George W. Hardy
GEORGE W. “BILL” HARDY (Deceased April 13, 2017 at age 97) has been credited with many contributions to the sporting goods industry during his career at Russell Athletic, including:
- Development of various teamwear innovations, including the “tear-away” football jersey.
- Pioneered the process for permanently imprinting names and numbers on jerseys, which he named Russ-Cote.
- In the manufacturing processes, he initiated several innovations in automated sewing, including a continuous belt-type sewing, which is used in sewing plants throughout the world.
- He created the Russell Athletic Bowl, which is held annually for the Pop Warner Football national championships. This organization fosters academic excellence along with the athletic ability of the players.
Hardy also was instrumental in the development of the football pad operation at Russell. He was a member of the SGMA Athletic Clothing Committee to set standards for athletic colors in the athletic clothing industry. He grew up in Alexander City, Alabama, Russell Athletic’s home city, where he played high school football. He was a scholarship football quarterback at Western Carolina University for two years. After serving four years as a B-29 flight engineer during World War II, Hardy earned his degree in business administration from Western State College in Gunnison, Colorado in 1947, and immediately entered the sporting goods industry with Russell Athletic.
He served in many capacities at Russell, starting as production manager and later as manager of a cutting and sewing plant. In 1970, he was named vice president of production, and he became vice president and general manager of the Athletic Division in 1971. Hardy was named president of the division in 1983 and in 1983 was named corporate senior vice president of athletic brands. He retired in 1985. He was also a Deacon and trustee of the First Presbyterian Church.

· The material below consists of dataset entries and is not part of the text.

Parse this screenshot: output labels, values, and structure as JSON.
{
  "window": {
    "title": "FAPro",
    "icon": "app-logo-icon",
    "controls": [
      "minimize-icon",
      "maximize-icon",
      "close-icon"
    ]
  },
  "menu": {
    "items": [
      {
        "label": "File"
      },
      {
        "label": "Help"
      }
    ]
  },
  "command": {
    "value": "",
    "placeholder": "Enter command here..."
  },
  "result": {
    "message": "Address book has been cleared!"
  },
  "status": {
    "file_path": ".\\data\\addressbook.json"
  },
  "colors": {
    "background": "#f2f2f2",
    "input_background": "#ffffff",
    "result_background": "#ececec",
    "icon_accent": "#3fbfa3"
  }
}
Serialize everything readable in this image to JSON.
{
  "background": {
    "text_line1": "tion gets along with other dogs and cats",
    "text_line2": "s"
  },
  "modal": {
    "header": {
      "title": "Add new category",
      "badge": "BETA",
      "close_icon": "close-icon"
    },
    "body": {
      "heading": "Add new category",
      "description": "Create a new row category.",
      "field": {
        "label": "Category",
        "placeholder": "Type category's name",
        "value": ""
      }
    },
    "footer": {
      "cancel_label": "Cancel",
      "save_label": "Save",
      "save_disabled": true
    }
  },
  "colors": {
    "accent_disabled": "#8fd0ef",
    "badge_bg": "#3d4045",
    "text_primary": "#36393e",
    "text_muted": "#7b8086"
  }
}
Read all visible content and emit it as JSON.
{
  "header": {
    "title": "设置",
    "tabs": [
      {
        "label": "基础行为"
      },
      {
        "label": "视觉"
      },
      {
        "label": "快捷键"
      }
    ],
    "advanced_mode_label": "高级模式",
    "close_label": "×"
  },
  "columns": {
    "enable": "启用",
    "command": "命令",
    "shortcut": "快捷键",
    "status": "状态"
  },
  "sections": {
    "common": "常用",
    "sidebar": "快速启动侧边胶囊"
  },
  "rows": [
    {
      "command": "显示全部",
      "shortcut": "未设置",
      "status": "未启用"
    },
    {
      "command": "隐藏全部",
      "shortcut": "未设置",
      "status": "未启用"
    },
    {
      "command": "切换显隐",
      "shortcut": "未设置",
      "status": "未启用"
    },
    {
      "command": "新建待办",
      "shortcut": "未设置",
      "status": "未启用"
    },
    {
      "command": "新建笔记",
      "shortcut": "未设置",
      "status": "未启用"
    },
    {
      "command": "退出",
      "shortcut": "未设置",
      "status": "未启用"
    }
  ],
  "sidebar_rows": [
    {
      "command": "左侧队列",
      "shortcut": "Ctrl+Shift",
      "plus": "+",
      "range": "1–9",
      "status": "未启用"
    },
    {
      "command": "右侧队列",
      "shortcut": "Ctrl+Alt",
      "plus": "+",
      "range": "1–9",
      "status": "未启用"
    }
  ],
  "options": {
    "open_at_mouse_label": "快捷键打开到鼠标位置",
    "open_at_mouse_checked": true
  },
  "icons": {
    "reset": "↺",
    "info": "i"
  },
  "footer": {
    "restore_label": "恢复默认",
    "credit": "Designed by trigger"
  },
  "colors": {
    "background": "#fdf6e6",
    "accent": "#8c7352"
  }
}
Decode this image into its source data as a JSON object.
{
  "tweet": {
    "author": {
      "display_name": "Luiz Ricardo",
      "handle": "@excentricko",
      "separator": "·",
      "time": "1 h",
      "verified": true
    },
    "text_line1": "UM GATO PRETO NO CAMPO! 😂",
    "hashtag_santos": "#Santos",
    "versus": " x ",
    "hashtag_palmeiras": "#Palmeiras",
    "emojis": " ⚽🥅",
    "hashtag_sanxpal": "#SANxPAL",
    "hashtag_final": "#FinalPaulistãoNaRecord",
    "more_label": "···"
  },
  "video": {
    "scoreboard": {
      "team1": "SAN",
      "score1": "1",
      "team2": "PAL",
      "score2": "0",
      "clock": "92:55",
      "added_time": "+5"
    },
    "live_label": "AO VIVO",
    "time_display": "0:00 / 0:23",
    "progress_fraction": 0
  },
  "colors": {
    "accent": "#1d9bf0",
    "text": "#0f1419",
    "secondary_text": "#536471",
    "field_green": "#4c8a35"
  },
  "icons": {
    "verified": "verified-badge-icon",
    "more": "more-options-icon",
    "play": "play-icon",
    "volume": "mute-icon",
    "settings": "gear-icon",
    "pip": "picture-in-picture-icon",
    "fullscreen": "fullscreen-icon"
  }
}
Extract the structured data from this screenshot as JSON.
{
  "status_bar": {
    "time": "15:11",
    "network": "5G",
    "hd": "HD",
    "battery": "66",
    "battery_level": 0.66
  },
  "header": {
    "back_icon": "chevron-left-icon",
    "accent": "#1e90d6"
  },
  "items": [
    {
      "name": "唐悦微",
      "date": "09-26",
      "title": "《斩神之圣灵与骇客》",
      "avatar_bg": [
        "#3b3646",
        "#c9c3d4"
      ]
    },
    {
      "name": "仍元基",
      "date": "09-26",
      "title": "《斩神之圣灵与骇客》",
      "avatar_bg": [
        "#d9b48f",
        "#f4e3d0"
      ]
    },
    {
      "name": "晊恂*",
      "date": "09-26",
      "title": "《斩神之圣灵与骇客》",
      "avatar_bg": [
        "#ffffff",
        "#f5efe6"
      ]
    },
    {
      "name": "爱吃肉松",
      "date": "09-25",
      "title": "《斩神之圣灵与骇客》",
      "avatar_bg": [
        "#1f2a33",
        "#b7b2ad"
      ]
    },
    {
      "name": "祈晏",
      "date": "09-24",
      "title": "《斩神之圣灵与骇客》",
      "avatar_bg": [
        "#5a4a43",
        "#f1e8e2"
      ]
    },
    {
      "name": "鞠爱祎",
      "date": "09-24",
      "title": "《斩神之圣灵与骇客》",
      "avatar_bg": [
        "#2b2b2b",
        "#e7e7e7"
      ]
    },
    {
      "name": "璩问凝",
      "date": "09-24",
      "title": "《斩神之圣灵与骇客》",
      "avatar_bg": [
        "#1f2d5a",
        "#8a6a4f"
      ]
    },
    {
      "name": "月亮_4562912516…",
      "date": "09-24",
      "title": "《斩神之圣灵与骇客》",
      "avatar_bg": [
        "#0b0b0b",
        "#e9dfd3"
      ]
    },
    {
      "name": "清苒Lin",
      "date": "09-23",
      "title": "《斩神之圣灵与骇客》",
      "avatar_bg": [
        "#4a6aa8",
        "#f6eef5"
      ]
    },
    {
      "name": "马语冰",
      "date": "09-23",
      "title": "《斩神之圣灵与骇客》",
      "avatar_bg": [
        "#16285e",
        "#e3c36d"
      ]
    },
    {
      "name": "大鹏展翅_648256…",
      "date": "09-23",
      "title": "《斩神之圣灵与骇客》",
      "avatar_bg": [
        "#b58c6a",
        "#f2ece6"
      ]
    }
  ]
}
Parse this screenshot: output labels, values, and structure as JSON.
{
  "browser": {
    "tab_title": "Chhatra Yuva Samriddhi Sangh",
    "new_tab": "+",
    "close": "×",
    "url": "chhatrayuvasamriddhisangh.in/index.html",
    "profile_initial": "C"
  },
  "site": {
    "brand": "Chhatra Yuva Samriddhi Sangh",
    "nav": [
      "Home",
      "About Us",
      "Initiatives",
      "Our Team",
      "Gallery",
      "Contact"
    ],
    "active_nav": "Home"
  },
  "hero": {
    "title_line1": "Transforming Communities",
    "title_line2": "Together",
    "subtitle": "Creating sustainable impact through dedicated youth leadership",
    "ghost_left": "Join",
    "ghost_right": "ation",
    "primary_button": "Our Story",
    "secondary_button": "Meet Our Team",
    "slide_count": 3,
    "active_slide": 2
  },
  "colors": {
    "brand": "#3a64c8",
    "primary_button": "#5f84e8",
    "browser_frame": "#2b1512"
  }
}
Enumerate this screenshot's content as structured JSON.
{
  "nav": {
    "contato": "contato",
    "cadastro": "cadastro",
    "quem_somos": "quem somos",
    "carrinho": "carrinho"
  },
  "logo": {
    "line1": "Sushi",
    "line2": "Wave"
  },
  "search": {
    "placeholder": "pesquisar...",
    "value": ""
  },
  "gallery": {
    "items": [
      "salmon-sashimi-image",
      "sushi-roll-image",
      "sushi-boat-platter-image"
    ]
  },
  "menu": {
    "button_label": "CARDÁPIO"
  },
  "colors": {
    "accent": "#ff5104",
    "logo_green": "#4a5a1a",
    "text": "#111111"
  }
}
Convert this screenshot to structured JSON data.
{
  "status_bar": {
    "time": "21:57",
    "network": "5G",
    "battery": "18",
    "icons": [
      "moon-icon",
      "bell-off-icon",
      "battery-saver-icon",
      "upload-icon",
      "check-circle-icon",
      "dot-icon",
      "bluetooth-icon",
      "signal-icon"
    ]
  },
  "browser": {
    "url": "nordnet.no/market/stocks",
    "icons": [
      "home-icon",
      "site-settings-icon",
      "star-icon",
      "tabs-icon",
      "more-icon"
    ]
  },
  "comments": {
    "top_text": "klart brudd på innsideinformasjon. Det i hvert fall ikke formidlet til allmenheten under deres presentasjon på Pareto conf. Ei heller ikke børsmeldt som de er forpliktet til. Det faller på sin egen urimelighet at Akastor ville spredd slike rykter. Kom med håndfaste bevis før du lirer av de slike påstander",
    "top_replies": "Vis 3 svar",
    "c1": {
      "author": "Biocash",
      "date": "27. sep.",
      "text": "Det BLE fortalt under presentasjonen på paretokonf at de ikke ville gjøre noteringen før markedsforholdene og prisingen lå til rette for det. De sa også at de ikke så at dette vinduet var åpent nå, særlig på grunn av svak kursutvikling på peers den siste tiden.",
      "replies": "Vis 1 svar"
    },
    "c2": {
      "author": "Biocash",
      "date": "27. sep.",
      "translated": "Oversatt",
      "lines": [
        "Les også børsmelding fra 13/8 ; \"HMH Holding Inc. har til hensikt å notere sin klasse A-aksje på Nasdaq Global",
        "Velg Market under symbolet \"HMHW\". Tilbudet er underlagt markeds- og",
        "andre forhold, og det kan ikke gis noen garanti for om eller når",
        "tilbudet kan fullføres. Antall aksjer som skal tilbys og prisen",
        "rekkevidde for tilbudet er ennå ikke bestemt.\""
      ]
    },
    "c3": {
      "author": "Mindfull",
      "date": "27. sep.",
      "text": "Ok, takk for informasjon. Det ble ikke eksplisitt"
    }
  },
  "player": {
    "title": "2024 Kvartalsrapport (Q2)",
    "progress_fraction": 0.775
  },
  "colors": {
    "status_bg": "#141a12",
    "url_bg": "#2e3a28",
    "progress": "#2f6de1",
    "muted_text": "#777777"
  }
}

Please note: This biography was produced from the nominating materials in the candidate’s nominating year, so the information is not current.